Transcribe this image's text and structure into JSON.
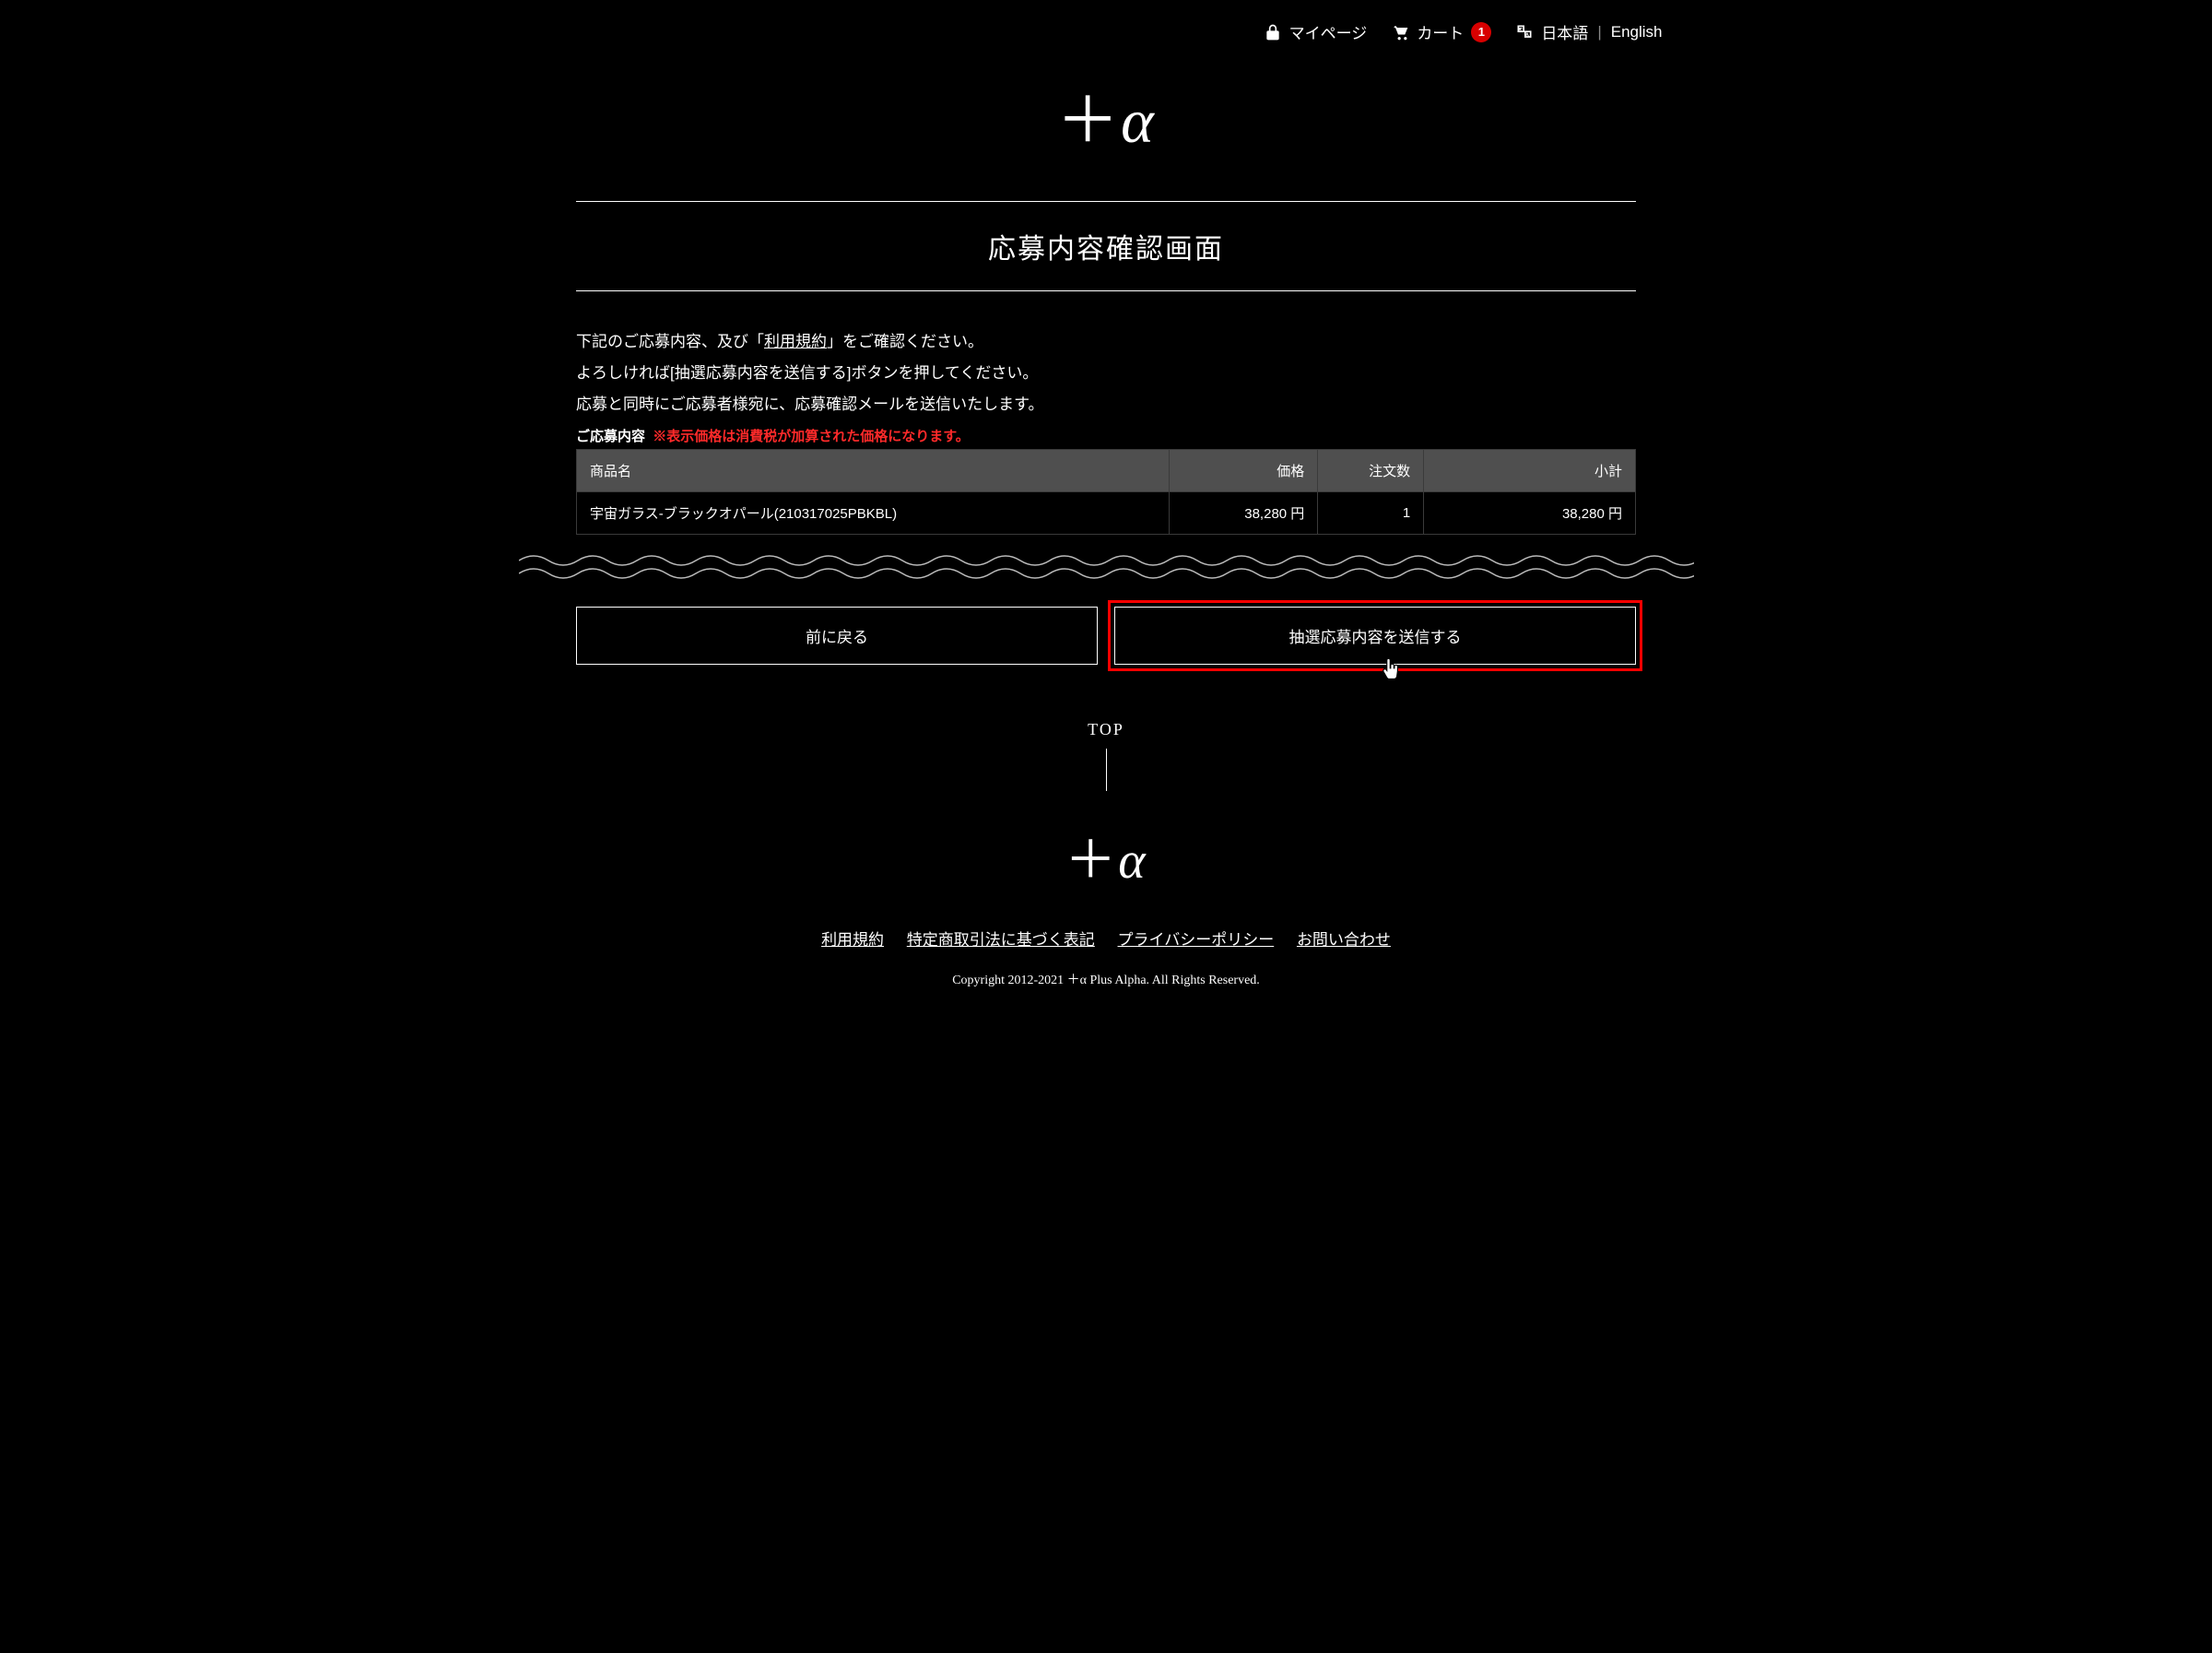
{
  "header": {
    "mypage": "マイページ",
    "cart": "カート",
    "cart_count": "1",
    "lang_ja": "日本語",
    "lang_en": "English"
  },
  "logo_text": "＋α",
  "page_title": "応募内容確認画面",
  "instructions": {
    "line1_pre": "下記のご応募内容、及び「",
    "terms_link": "利用規約",
    "line1_post": "」をご確認ください。",
    "line2": "よろしければ[抽選応募内容を送信する]ボタンを押してください。",
    "line3": "応募と同時にご応募者様宛に、応募確認メールを送信いたします。"
  },
  "order_section": {
    "label": "ご応募内容",
    "warning": "※表示価格は消費税が加算された価格になります。"
  },
  "table": {
    "headers": {
      "name": "商品名",
      "price": "価格",
      "qty": "注文数",
      "subtotal": "小計"
    },
    "rows": [
      {
        "name": "宇宙ガラス-ブラックオパール(210317025PBKBL)",
        "price": "38,280 円",
        "qty": "1",
        "subtotal": "38,280 円"
      }
    ]
  },
  "buttons": {
    "back": "前に戻る",
    "submit": "抽選応募内容を送信する"
  },
  "footer": {
    "top": "TOP",
    "links": {
      "terms": "利用規約",
      "law": "特定商取引法に基づく表記",
      "privacy": "プライバシーポリシー",
      "contact": "お問い合わせ"
    },
    "copyright": "Copyright 2012-2021 ＋α Plus Alpha. All Rights Reserved."
  }
}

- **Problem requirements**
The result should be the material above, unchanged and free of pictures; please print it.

- **Solution to the problem**
Transcribe this image's text and structure into JSON.
{
  "header": {
    "mypage": "マイページ",
    "cart": "カート",
    "cart_count": "1",
    "lang_ja": "日本語",
    "lang_en": "English"
  },
  "logo_text": "＋α",
  "page_title": "応募内容確認画面",
  "instructions": {
    "line1_pre": "下記のご応募内容、及び「",
    "terms_link": "利用規約",
    "line1_post": "」をご確認ください。",
    "line2": "よろしければ[抽選応募内容を送信する]ボタンを押してください。",
    "line3": "応募と同時にご応募者様宛に、応募確認メールを送信いたします。"
  },
  "order_section": {
    "label": "ご応募内容",
    "warning": "※表示価格は消費税が加算された価格になります。"
  },
  "table": {
    "headers": {
      "name": "商品名",
      "price": "価格",
      "qty": "注文数",
      "subtotal": "小計"
    },
    "rows": [
      {
        "name": "宇宙ガラス-ブラックオパール(210317025PBKBL)",
        "price": "38,280 円",
        "qty": "1",
        "subtotal": "38,280 円"
      }
    ]
  },
  "buttons": {
    "back": "前に戻る",
    "submit": "抽選応募内容を送信する"
  },
  "footer": {
    "top": "TOP",
    "links": {
      "terms": "利用規約",
      "law": "特定商取引法に基づく表記",
      "privacy": "プライバシーポリシー",
      "contact": "お問い合わせ"
    },
    "copyright": "Copyright 2012-2021 ＋α Plus Alpha. All Rights Reserved."
  }
}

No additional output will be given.